The theatre’s set, designed by Romanie Harper, truly feels like peering into someone’s home. With the audience placed within the sphere of the front yard, we get an idea of the sense of suburbia through the crunchy, pebbled lawn and the wheelie bins out the front, before being allowed to see through the cut-out of the wall into the kitsch world of their living room. The little details really speak for themselves, such as the abundance of leaves adorning the ceiling to convey the presence of eucalyptus trees in the yard.

The four-person cast is difficult to fault, all bringing their own talents to their respective characters. Susanna Qian shines when she is left with the weight of her thoughts: you can tell that she is working through identity issues in her own troubled way. Jeffrey Liu is not so much the comedic relief character in the play, instead acting as the sole source of pure joy in the play, featuring his singing chops in some fabulously bombastic K-Pop numbers.

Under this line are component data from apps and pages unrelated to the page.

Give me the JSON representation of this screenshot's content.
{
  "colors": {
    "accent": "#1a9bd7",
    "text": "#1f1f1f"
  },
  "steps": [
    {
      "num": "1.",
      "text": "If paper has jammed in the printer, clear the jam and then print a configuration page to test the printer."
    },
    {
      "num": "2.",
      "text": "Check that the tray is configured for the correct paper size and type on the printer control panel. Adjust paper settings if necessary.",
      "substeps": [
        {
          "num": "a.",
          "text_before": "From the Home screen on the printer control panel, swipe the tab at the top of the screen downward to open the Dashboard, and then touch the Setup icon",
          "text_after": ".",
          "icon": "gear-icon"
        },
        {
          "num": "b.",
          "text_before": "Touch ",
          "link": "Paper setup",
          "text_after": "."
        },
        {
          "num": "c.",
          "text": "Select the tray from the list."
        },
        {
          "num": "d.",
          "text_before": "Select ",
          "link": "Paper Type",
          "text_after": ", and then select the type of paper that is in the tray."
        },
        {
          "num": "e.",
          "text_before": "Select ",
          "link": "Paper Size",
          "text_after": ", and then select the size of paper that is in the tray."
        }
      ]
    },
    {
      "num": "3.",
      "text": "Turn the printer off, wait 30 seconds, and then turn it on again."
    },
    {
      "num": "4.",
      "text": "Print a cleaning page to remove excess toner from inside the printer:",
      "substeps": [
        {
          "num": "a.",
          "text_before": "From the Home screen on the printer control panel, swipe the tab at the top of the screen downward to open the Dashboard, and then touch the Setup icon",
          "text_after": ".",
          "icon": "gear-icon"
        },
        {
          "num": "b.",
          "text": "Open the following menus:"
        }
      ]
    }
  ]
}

The quintessential Aussie parents, Syd Brisbane and Maude Davey both shine with their comedic timing and earnest portrayals, truly surprising with the nuances that lie behind their stereotypical characters.

Ra Chapman’s script is enticing and exciting from the outset. Fast-paced comedy and bombastic scenes are met with twists and turns. K-Box truly takes you in an unexpected direction, culminating in a very human story that provokes thought and entertains.

Get tickets via the Malthouse Theatre website here.